Below is a snap shot of the VIXC. Note that the S&P/TSX 60 Index is in the red and a measure of the implied volatility of SXO options is represented in blue. You should be able to see the negative correlation clearly.
It is important to realize that each stock and their associated options will have their own comparative measure of implied volatility. The VIXC provides us with a good indication of market conditions in general, however we still must pay attention to the relationship between the historical volatility and implied volatility of individual stocks. This is due to the unique risks associated with certain companies that are not necessarily reflected in a market index.
With that in mind, we can use the VIXC to help us determine which strategies might be more effective based on the market conditions. For example, when the VIXC is in the low area of the range between 8.5 and 10, this represents a period of overall low implied volatility and options may be considered undervalued or fairly priced. This is a good time to be an option buyer from a pricing perspective. Keep in mind that this doesn’t mean you will necessarily be correct about your outlook, just that you have a reduced risk of loss due to a contraction of implied volatility. In addition, a closer look at the chart suggests that when the VIXC is at its lowest and the index is at it’s highest a market pull back may soon follow. I look at this as a sign of complacency in the market and a good time to consider buying protective puts or locking in some profits ahead of a potential sell off.
When the VIXC is in the high area of the range between 14 and 16, this suggests implied volatility is high and options may be considered expensive. During this period, option writers can collect a higher premium due to market uncertainty. In addition, traders who are considering taking a directional stance using options may consider using debit spreads as a way to offset the increased implied volatility.

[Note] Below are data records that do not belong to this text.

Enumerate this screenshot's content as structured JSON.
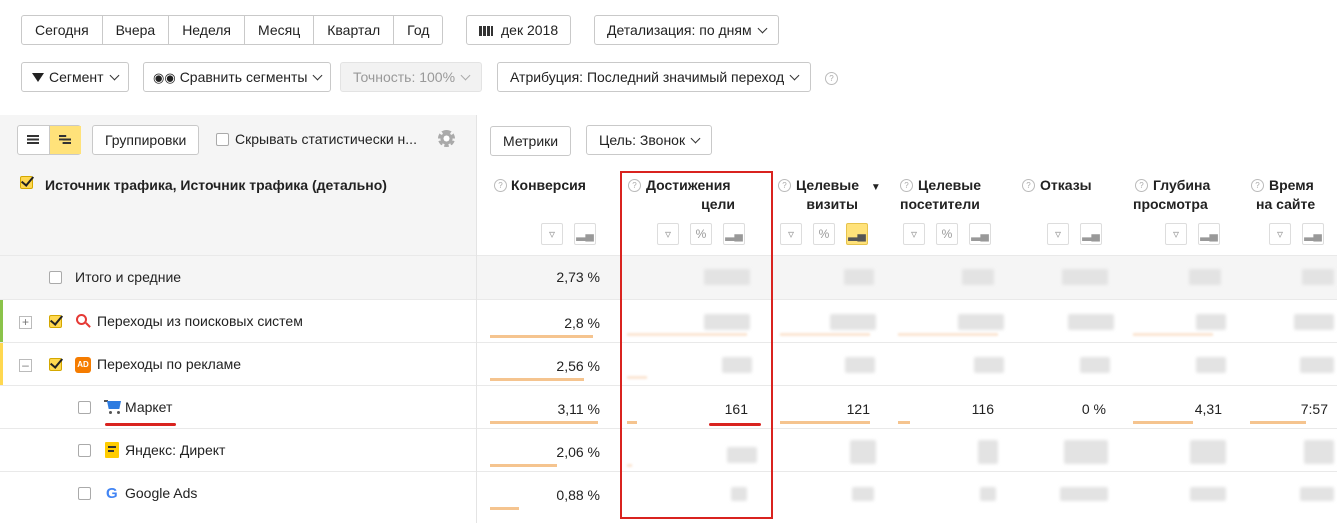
{
  "periods": [
    "Сегодня",
    "Вчера",
    "Неделя",
    "Месяц",
    "Квартал",
    "Год"
  ],
  "date_label": "дек 2018",
  "detail_label": "Детализация: по дням",
  "segment_label": "Сегмент",
  "compare_label": "Сравнить сегменты",
  "accuracy_label": "Точность: 100%",
  "attribution_label": "Атрибуция: Последний значимый переход",
  "groupings_label": "Группировки",
  "hide_stat_label": "Скрывать статистически н...",
  "metrics_label": "Метрики",
  "goal_label": "Цель: Звонок",
  "dimension_header": "Источник трафика, Источник трафика (детально)",
  "columns": {
    "conversion": "Конверсия",
    "goal_reaches_1": "Достижения",
    "goal_reaches_2": "цели",
    "target_visits_1": "Целевые",
    "target_visits_2": "визиты",
    "target_visitors_1": "Целевые",
    "target_visitors_2": "посетители",
    "bounces": "Отказы",
    "depth_1": "Глубина",
    "depth_2": "просмотра",
    "time_1": "Время",
    "time_2": "на сайте"
  },
  "rows": [
    {
      "label": "Итого и средние",
      "conversion": "2,73 %",
      "conv_frac": 0
    },
    {
      "label": "Переходы из поисковых систем",
      "conversion": "2,8 %",
      "conv_frac": 0.92
    },
    {
      "label": "Переходы по рекламе",
      "conversion": "2,56 %",
      "conv_frac": 0.84
    },
    {
      "label": "Маркет",
      "conversion": "3,11 %",
      "conv_frac": 0.96,
      "goals": "161",
      "visits": "121",
      "visitors": "116",
      "bounces": "0 %",
      "depth": "4,31",
      "time": "7:57"
    },
    {
      "label": "Яндекс: Директ",
      "conversion": "2,06 %",
      "conv_frac": 0.6
    },
    {
      "label": "Google Ads",
      "conversion": "0,88 %",
      "conv_frac": 0.26
    }
  ],
  "colors": {
    "accent": "#ffd850",
    "highlight": "#d9231f",
    "conv_bar": "#f5c48f"
  }
}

Currently, the VIXC sits in the middle. This suggests option premiums are pricing in some risk and investors should consider this when looking to take a bullish stance on the market. Protective puts, collars and spreads are good considerations in this market environment. Close attention should be paid to the implied vs. historic volatility of individual stocks to ensure that the correct strategy is being used based on the observations.